(Data under study Opens)

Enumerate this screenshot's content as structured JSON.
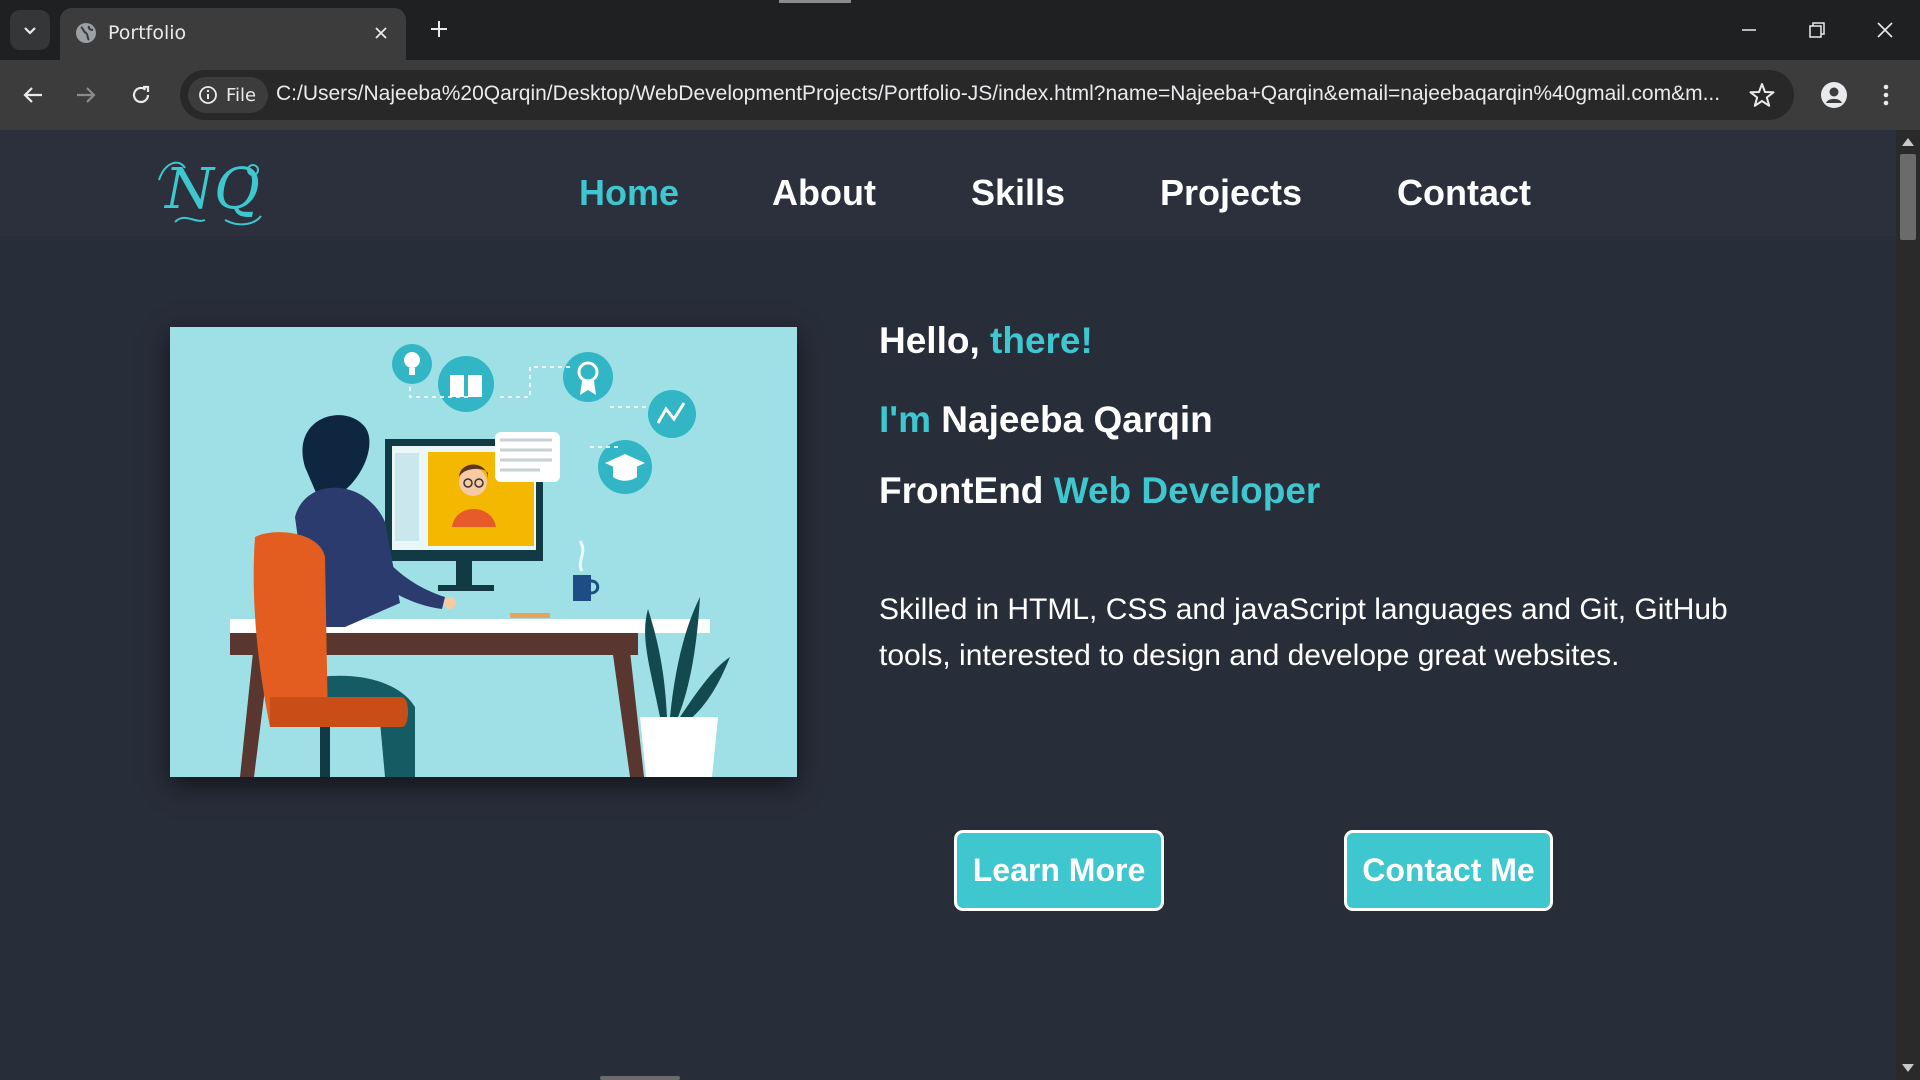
{
  "browser": {
    "tab": {
      "title": "Portfolio"
    },
    "site_chip": "File",
    "url": "C:/Users/Najeeba%20Qarqin/Desktop/WebDevelopmentProjects/Portfolio-JS/index.html?name=Najeeba+Qarqin&email=najeebaqarqin%40gmail.com&m..."
  },
  "site": {
    "logo": "NQ",
    "nav": [
      "Home",
      "About",
      "Skills",
      "Projects",
      "Contact"
    ],
    "active_nav": "Home"
  },
  "hero": {
    "greeting": {
      "text": "Hello,",
      "accent": "there!"
    },
    "intro": {
      "accent": "I'm",
      "name": "Najeeba Qarqin"
    },
    "role": {
      "text": "FrontEnd",
      "accent": "Web Developer"
    },
    "bio": "Skilled in HTML, CSS and javaScript languages and Git, GitHub tools, interested to design and develope great websites.",
    "buttons": {
      "learn_more": "Learn More",
      "contact_me": "Contact Me"
    }
  },
  "colors": {
    "accent": "#3fc7d0",
    "page_bg": "#282d3a",
    "header_bg": "#2b303c",
    "chrome_dark": "#1f2021",
    "chrome_toolbar": "#3c3c3c"
  },
  "icons": [
    "tab-list-icon",
    "globe-icon",
    "close-icon",
    "plus-icon",
    "minimize-icon",
    "restore-icon",
    "window-close-icon",
    "back-icon",
    "forward-icon",
    "reload-icon",
    "info-icon",
    "star-icon",
    "profile-icon",
    "more-icon"
  ]
}
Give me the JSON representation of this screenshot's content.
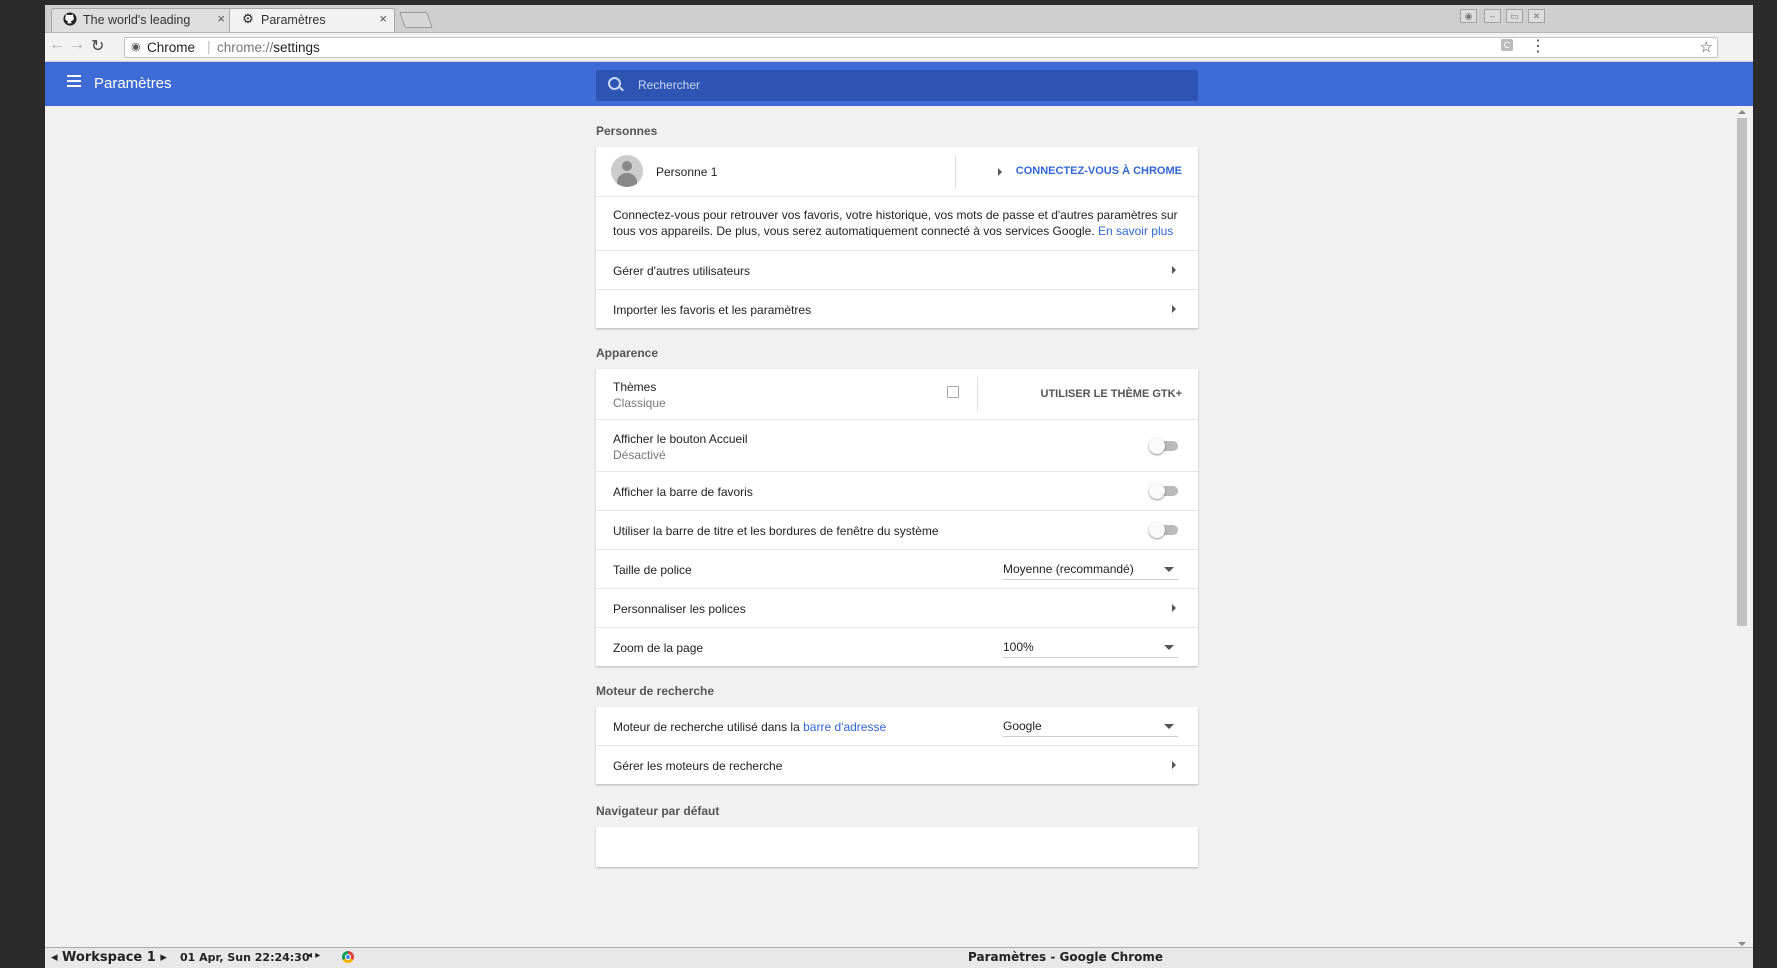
{
  "browser": {
    "tabs": [
      {
        "label": "The world's leading",
        "icon": "github-icon",
        "active": false
      },
      {
        "label": "Paramètres",
        "icon": "gear-icon",
        "active": true
      }
    ],
    "close_glyph": "×",
    "omnibox": {
      "chip": "Chrome",
      "separator": "|",
      "url_prefix": "chrome://",
      "url_path": "settings"
    }
  },
  "settings": {
    "header_title": "Paramètres",
    "search_placeholder": "Rechercher",
    "accent_color": "#3f6bd6",
    "sections": {
      "people": {
        "title": "Personnes",
        "person_name": "Personne 1",
        "sign_in_button": "CONNECTEZ-VOUS À CHROME",
        "description": "Connectez-vous pour retrouver vos favoris, votre historique, vos mots de passe et d'autres paramètres sur tous vos appareils. De plus, vous serez automatiquement connecté à vos services Google.",
        "learn_more": "En savoir plus",
        "manage_users": "Gérer d'autres utilisateurs",
        "import": "Importer les favoris et les paramètres"
      },
      "appearance": {
        "title": "Apparence",
        "themes_label": "Thèmes",
        "themes_value": "Classique",
        "gtk_button": "UTILISER LE THÈME GTK+",
        "home_button_label": "Afficher le bouton Accueil",
        "home_button_state": "Désactivé",
        "home_button_on": false,
        "bookmarks_bar_label": "Afficher la barre de favoris",
        "bookmarks_bar_on": false,
        "system_titlebar_label": "Utiliser la barre de titre et les bordures de fenêtre du système",
        "system_titlebar_on": false,
        "font_size_label": "Taille de police",
        "font_size_value": "Moyenne (recommandé)",
        "customize_fonts": "Personnaliser les polices",
        "zoom_label": "Zoom de la page",
        "zoom_value": "100%"
      },
      "search_engine": {
        "title": "Moteur de recherche",
        "engine_label_prefix": "Moteur de recherche utilisé dans la",
        "engine_label_link": "barre d'adresse",
        "engine_value": "Google",
        "manage_engines": "Gérer les moteurs de recherche"
      },
      "default_browser": {
        "title": "Navigateur par défaut"
      }
    }
  },
  "taskbar": {
    "workspace": "◂ Workspace 1 ▸",
    "clock": "01 Apr, Sun 22:24:30",
    "nav_arrows": "◂ ▸",
    "window_title": "Paramètres - Google Chrome"
  }
}
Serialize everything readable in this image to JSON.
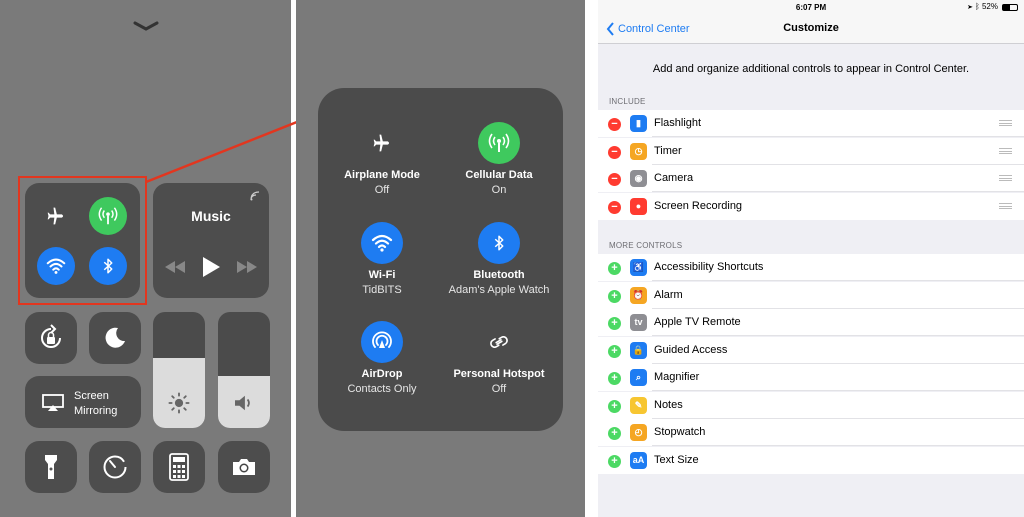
{
  "control_center": {
    "music_title": "Music",
    "screen_mirroring": [
      "Screen",
      "Mirroring"
    ]
  },
  "expanded": {
    "airplane": {
      "name": "Airplane Mode",
      "state": "Off"
    },
    "cellular": {
      "name": "Cellular Data",
      "state": "On"
    },
    "wifi": {
      "name": "Wi-Fi",
      "state": "TidBITS"
    },
    "bluetooth": {
      "name": "Bluetooth",
      "state": "Adam's Apple Watch"
    },
    "airdrop": {
      "name": "AirDrop",
      "state": "Contacts Only"
    },
    "hotspot": {
      "name": "Personal Hotspot",
      "state": "Off"
    }
  },
  "customize": {
    "status_time": "6:07 PM",
    "battery": "52%",
    "back_label": "Control Center",
    "title": "Customize",
    "intro": "Add and organize additional controls to appear in Control Center.",
    "include_header": "INCLUDE",
    "include": [
      {
        "name": "Flashlight",
        "icon": "flashlight-icon",
        "color": "#1e7cf2"
      },
      {
        "name": "Timer",
        "icon": "timer-icon",
        "color": "#f5a623"
      },
      {
        "name": "Camera",
        "icon": "camera-icon",
        "color": "#8e8e93"
      },
      {
        "name": "Screen Recording",
        "icon": "screen-recording-icon",
        "color": "#ff3b30"
      }
    ],
    "more_header": "MORE CONTROLS",
    "more": [
      {
        "name": "Accessibility Shortcuts",
        "icon": "accessibility-icon",
        "color": "#1e7cf2"
      },
      {
        "name": "Alarm",
        "icon": "alarm-icon",
        "color": "#f5a623"
      },
      {
        "name": "Apple TV Remote",
        "icon": "apple-tv-icon",
        "color": "#8e8e93"
      },
      {
        "name": "Guided Access",
        "icon": "lock-icon",
        "color": "#1e7cf2"
      },
      {
        "name": "Magnifier",
        "icon": "magnifier-icon",
        "color": "#1e7cf2"
      },
      {
        "name": "Notes",
        "icon": "notes-icon",
        "color": "#f7c631"
      },
      {
        "name": "Stopwatch",
        "icon": "stopwatch-icon",
        "color": "#f5a623"
      },
      {
        "name": "Text Size",
        "icon": "text-size-icon",
        "color": "#1e7cf2"
      }
    ],
    "colors": {
      "accent": "#1e7cf2",
      "remove": "#ff3b30",
      "add": "#4cd964"
    }
  }
}
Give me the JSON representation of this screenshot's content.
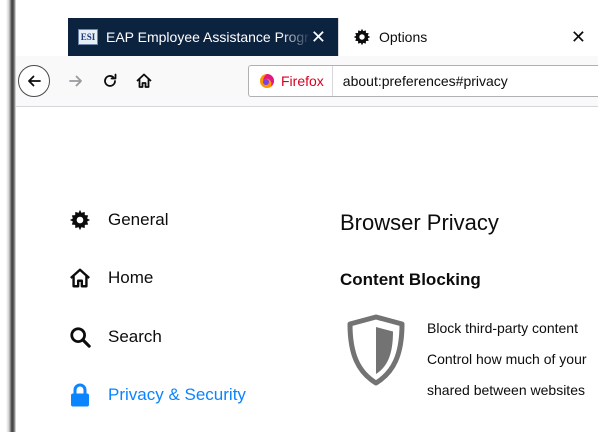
{
  "tabs": [
    {
      "title": "EAP Employee Assistance Program",
      "favicon": "ESI",
      "active": false
    },
    {
      "title": "Options",
      "active": true
    }
  ],
  "tab_close_glyph": "✕",
  "urlbar": {
    "identity_label": "Firefox",
    "url": "about:preferences#privacy"
  },
  "sidebar": {
    "items": [
      {
        "label": "General",
        "icon": "gear-icon"
      },
      {
        "label": "Home",
        "icon": "home-icon"
      },
      {
        "label": "Search",
        "icon": "search-icon"
      },
      {
        "label": "Privacy & Security",
        "icon": "lock-icon",
        "selected": true
      }
    ]
  },
  "main": {
    "title": "Browser Privacy",
    "section_title": "Content Blocking",
    "description_lines": [
      "Block third-party content",
      "Control how much of your",
      "shared between websites"
    ]
  },
  "colors": {
    "accent": "#0a84ff",
    "inactive_tab_bg": "#0c2340",
    "firefox_red": "#d70022"
  }
}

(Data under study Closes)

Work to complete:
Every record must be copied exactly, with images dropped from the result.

Result:
Enumerate this screenshot's content as structured JSON.
{
  "browser": {
    "tab": {
      "title": "Portfolio"
    },
    "site_chip": "File",
    "url": "C:/Users/Najeeba%20Qarqin/Desktop/WebDevelopmentProjects/Portfolio-JS/index.html?name=Najeeba+Qarqin&email=najeebaqarqin%40gmail.com&m..."
  },
  "site": {
    "logo": "NQ",
    "nav": [
      "Home",
      "About",
      "Skills",
      "Projects",
      "Contact"
    ],
    "active_nav": "Home"
  },
  "hero": {
    "greeting": {
      "text": "Hello,",
      "accent": "there!"
    },
    "intro": {
      "accent": "I'm",
      "name": "Najeeba Qarqin"
    },
    "role": {
      "text": "FrontEnd",
      "accent": "Web Developer"
    },
    "bio": "Skilled in HTML, CSS and javaScript languages and Git, GitHub tools, interested to design and develope great websites.",
    "buttons": {
      "learn_more": "Learn More",
      "contact_me": "Contact Me"
    }
  },
  "colors": {
    "accent": "#3fc7d0",
    "page_bg": "#282d3a",
    "header_bg": "#2b303c",
    "chrome_dark": "#1f2021",
    "chrome_toolbar": "#3c3c3c"
  },
  "icons": [
    "tab-list-icon",
    "globe-icon",
    "close-icon",
    "plus-icon",
    "minimize-icon",
    "restore-icon",
    "window-close-icon",
    "back-icon",
    "forward-icon",
    "reload-icon",
    "info-icon",
    "star-icon",
    "profile-icon",
    "more-icon"
  ]
}
Give me the JSON representation of this screenshot's content.
{
  "browser": {
    "tabs": [
      {
        "label": "The world's leading",
        "icon": "github-icon",
        "active": false
      },
      {
        "label": "Paramètres",
        "icon": "gear-icon",
        "active": true
      }
    ],
    "close_glyph": "×",
    "omnibox": {
      "chip": "Chrome",
      "separator": "|",
      "url_prefix": "chrome://",
      "url_path": "settings"
    }
  },
  "settings": {
    "header_title": "Paramètres",
    "search_placeholder": "Rechercher",
    "accent_color": "#3f6bd6",
    "sections": {
      "people": {
        "title": "Personnes",
        "person_name": "Personne 1",
        "sign_in_button": "CONNECTEZ-VOUS À CHROME",
        "description": "Connectez-vous pour retrouver vos favoris, votre historique, vos mots de passe et d'autres paramètres sur tous vos appareils. De plus, vous serez automatiquement connecté à vos services Google.",
        "learn_more": "En savoir plus",
        "manage_users": "Gérer d'autres utilisateurs",
        "import": "Importer les favoris et les paramètres"
      },
      "appearance": {
        "title": "Apparence",
        "themes_label": "Thèmes",
        "themes_value": "Classique",
        "gtk_button": "UTILISER LE THÈME GTK+",
        "home_button_label": "Afficher le bouton Accueil",
        "home_button_state": "Désactivé",
        "home_button_on": false,
        "bookmarks_bar_label": "Afficher la barre de favoris",
        "bookmarks_bar_on": false,
        "system_titlebar_label": "Utiliser la barre de titre et les bordures de fenêtre du système",
        "system_titlebar_on": false,
        "font_size_label": "Taille de police",
        "font_size_value": "Moyenne (recommandé)",
        "customize_fonts": "Personnaliser les polices",
        "zoom_label": "Zoom de la page",
        "zoom_value": "100%"
      },
      "search_engine": {
        "title": "Moteur de recherche",
        "engine_label_prefix": "Moteur de recherche utilisé dans la",
        "engine_label_link": "barre d'adresse",
        "engine_value": "Google",
        "manage_engines": "Gérer les moteurs de recherche"
      },
      "default_browser": {
        "title": "Navigateur par défaut"
      }
    }
  },
  "taskbar": {
    "workspace": "◂ Workspace 1 ▸",
    "clock": "01 Apr, Sun 22:24:30",
    "nav_arrows": "◂ ▸",
    "window_title": "Paramètres - Google Chrome"
  }
}
Serialize everything readable in this image to JSON.
{
  "control_center": {
    "music_title": "Music",
    "screen_mirroring": [
      "Screen",
      "Mirroring"
    ]
  },
  "expanded": {
    "airplane": {
      "name": "Airplane Mode",
      "state": "Off"
    },
    "cellular": {
      "name": "Cellular Data",
      "state": "On"
    },
    "wifi": {
      "name": "Wi-Fi",
      "state": "TidBITS"
    },
    "bluetooth": {
      "name": "Bluetooth",
      "state": "Adam's Apple Watch"
    },
    "airdrop": {
      "name": "AirDrop",
      "state": "Contacts Only"
    },
    "hotspot": {
      "name": "Personal Hotspot",
      "state": "Off"
    }
  },
  "customize": {
    "status_time": "6:07 PM",
    "battery": "52%",
    "back_label": "Control Center",
    "title": "Customize",
    "intro": "Add and organize additional controls to appear in Control Center.",
    "include_header": "INCLUDE",
    "include": [
      {
        "name": "Flashlight",
        "icon": "flashlight-icon",
        "color": "#1e7cf2"
      },
      {
        "name": "Timer",
        "icon": "timer-icon",
        "color": "#f5a623"
      },
      {
        "name": "Camera",
        "icon": "camera-icon",
        "color": "#8e8e93"
      },
      {
        "name": "Screen Recording",
        "icon": "screen-recording-icon",
        "color": "#ff3b30"
      }
    ],
    "more_header": "MORE CONTROLS",
    "more": [
      {
        "name": "Accessibility Shortcuts",
        "icon": "accessibility-icon",
        "color": "#1e7cf2"
      },
      {
        "name": "Alarm",
        "icon": "alarm-icon",
        "color": "#f5a623"
      },
      {
        "name": "Apple TV Remote",
        "icon": "apple-tv-icon",
        "color": "#8e8e93"
      },
      {
        "name": "Guided Access",
        "icon": "lock-icon",
        "color": "#1e7cf2"
      },
      {
        "name": "Magnifier",
        "icon": "magnifier-icon",
        "color": "#1e7cf2"
      },
      {
        "name": "Notes",
        "icon": "notes-icon",
        "color": "#f7c631"
      },
      {
        "name": "Stopwatch",
        "icon": "stopwatch-icon",
        "color": "#f5a623"
      },
      {
        "name": "Text Size",
        "icon": "text-size-icon",
        "color": "#1e7cf2"
      }
    ],
    "colors": {
      "accent": "#1e7cf2",
      "remove": "#ff3b30",
      "add": "#4cd964"
    }
  }
}
Give me the JSON representation of this screenshot's content.
{
  "tabs": [
    {
      "title": "EAP Employee Assistance Program",
      "favicon": "ESI",
      "active": false
    },
    {
      "title": "Options",
      "active": true
    }
  ],
  "tab_close_glyph": "✕",
  "urlbar": {
    "identity_label": "Firefox",
    "url": "about:preferences#privacy"
  },
  "sidebar": {
    "items": [
      {
        "label": "General",
        "icon": "gear-icon"
      },
      {
        "label": "Home",
        "icon": "home-icon"
      },
      {
        "label": "Search",
        "icon": "search-icon"
      },
      {
        "label": "Privacy & Security",
        "icon": "lock-icon",
        "selected": true
      }
    ]
  },
  "main": {
    "title": "Browser Privacy",
    "section_title": "Content Blocking",
    "description_lines": [
      "Block third-party content",
      "Control how much of your",
      "shared between websites"
    ]
  },
  "colors": {
    "accent": "#0a84ff",
    "inactive_tab_bg": "#0c2340",
    "firefox_red": "#d70022"
  }
}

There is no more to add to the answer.